07 Jan The Flat White: A Better Kind of Latte
With Starbucks’ announcement to add Flat Whites to their menu, it’s safe to say they are now in the mainstream, but what is it?
From the looks, the Flat White is latte without the art; but like all coffee drinks, there are some small differences:
Size: A latte can be vary in sizes, flat whites are typically 8oz. They can be made larger, but the idea is to have a 1:3 ratio so the coffee does most of the talking.
Espresso: Flat whites are made with two ristretto shots of espresso. Also called a “short shot,” ristretto espresso is a shot of coffee without the final bitter drops.

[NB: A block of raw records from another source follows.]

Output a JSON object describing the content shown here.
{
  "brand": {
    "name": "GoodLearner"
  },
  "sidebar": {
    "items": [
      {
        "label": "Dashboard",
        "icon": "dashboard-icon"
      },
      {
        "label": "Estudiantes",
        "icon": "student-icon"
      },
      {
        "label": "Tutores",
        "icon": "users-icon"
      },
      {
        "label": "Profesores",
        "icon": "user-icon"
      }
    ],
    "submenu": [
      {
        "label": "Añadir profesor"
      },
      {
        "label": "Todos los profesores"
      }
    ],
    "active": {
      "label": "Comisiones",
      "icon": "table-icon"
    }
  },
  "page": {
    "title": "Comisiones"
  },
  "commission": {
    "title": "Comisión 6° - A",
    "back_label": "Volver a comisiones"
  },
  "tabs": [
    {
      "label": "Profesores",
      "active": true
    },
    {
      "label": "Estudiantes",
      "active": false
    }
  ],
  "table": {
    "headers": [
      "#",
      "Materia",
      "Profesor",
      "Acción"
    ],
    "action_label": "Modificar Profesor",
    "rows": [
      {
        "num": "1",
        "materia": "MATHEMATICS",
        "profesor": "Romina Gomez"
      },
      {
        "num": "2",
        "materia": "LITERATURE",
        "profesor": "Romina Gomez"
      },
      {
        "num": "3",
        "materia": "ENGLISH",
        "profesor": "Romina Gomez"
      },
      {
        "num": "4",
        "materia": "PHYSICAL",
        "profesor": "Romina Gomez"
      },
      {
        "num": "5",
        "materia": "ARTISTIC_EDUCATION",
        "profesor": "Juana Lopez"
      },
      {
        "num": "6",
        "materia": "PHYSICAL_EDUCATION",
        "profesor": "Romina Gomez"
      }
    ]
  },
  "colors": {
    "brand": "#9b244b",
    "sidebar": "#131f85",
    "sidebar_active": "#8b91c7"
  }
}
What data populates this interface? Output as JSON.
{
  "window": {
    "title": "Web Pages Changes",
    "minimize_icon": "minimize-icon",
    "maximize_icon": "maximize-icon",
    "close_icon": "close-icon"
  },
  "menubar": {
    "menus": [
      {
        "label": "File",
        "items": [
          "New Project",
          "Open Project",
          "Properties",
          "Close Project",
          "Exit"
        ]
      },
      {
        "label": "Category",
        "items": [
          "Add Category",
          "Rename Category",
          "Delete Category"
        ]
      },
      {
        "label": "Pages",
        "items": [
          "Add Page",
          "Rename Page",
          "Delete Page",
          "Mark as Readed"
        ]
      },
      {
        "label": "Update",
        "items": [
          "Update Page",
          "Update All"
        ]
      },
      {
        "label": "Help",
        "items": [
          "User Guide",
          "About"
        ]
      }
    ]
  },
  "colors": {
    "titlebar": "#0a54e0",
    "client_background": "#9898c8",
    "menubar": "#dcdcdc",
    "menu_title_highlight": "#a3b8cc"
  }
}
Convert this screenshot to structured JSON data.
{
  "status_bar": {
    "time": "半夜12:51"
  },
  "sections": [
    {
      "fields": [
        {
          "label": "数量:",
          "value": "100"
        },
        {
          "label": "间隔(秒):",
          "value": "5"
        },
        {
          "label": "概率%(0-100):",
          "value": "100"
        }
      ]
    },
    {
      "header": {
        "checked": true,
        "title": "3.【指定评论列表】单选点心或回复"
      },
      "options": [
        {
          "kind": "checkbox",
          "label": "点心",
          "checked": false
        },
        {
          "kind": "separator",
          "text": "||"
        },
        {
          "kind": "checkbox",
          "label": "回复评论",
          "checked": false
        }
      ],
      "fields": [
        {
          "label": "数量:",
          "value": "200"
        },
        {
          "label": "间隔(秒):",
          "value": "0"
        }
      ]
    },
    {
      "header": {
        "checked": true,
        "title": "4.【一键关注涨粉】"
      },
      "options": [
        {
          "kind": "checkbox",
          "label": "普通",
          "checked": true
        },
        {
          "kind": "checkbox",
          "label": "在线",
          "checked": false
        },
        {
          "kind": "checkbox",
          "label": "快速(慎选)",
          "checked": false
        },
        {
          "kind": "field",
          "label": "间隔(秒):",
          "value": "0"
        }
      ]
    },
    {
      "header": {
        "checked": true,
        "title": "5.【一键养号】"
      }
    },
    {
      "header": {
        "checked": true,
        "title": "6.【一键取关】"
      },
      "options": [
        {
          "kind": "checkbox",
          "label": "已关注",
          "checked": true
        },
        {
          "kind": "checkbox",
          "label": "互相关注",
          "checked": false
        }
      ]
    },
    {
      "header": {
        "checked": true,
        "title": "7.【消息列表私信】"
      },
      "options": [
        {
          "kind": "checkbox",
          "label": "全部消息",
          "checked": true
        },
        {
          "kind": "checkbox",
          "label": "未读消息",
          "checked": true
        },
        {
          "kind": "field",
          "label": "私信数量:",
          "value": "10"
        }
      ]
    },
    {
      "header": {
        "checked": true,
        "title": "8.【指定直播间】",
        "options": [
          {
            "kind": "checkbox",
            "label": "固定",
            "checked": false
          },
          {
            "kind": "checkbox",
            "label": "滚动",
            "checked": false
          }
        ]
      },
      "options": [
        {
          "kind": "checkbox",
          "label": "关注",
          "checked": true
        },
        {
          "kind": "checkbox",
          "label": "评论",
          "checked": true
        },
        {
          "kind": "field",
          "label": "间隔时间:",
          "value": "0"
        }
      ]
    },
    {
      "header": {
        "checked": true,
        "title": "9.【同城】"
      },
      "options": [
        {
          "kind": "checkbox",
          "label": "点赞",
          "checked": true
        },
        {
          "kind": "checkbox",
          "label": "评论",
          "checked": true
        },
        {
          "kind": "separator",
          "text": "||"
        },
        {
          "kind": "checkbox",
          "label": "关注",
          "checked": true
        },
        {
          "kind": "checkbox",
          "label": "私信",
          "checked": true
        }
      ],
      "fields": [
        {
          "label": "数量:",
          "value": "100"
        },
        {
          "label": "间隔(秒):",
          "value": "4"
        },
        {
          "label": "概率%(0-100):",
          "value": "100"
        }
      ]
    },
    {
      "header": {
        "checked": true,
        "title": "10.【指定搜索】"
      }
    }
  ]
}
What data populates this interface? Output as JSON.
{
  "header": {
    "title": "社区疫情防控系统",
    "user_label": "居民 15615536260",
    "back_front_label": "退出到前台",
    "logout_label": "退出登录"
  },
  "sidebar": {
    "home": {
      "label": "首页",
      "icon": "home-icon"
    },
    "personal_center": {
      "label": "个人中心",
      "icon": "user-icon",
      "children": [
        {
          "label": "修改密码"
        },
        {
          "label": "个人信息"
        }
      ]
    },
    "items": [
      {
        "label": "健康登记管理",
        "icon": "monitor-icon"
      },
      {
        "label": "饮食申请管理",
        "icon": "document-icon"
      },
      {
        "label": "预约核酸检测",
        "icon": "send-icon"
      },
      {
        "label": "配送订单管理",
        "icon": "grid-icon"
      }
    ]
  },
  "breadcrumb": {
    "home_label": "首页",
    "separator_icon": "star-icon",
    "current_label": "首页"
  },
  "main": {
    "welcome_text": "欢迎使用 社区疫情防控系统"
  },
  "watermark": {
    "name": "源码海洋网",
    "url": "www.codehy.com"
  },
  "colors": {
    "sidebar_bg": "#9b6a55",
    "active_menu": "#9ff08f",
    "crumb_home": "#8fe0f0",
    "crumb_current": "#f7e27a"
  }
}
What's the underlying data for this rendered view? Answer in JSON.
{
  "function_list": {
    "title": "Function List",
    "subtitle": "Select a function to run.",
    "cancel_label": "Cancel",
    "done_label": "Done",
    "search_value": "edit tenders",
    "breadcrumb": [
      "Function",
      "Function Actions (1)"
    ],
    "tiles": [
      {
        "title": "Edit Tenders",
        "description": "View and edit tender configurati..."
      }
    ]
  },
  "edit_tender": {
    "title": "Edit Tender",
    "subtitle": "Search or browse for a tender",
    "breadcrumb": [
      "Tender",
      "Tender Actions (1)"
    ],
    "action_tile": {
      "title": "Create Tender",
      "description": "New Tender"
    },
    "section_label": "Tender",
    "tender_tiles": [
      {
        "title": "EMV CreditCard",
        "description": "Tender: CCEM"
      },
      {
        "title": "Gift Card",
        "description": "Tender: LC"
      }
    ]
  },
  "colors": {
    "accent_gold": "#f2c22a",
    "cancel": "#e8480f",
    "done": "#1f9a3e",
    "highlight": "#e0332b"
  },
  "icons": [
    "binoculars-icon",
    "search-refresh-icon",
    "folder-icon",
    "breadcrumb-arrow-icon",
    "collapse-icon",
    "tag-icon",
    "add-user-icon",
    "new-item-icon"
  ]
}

Milk: Flat whites are made with milk that has been steamed, but not aerated, creating small bubbles, a sweet rich taste and a velvetine texture. When milk is steamed past 170 degrees, it loses much of its flavor in favor of volume. Also, the milk is free-poured into the espresso, combining the two instead of keeping a foam layer on top of the milk like in a latte.
The flavor of a Flat White is similar a concentrated latte; creamier, stronger, and slightly sweeter.
While the Flat White doesn’t do anything radically new, it reflects the difference between two coffee cultures. The Flat White comes from the land of no-nonsense coffee: Australia. With names like ‘short black’ (espresso) and ‘long black’ (americano), the flat white perfectly represents the Australian coffee culture built from quick espresso-based drinks. Simplicity is favored and modified instead of the elaborate sugar syrup saturated drinks that were popularized by Starbucks.
Why is it getting popular? The drink falls perfectly into line with the current trend of third wave coffee shops. Before Starbucks added the item to their menu the drink had been popping up around the US and rest of the world so get a Flat White and celebrate the un-sugared simplicity of change.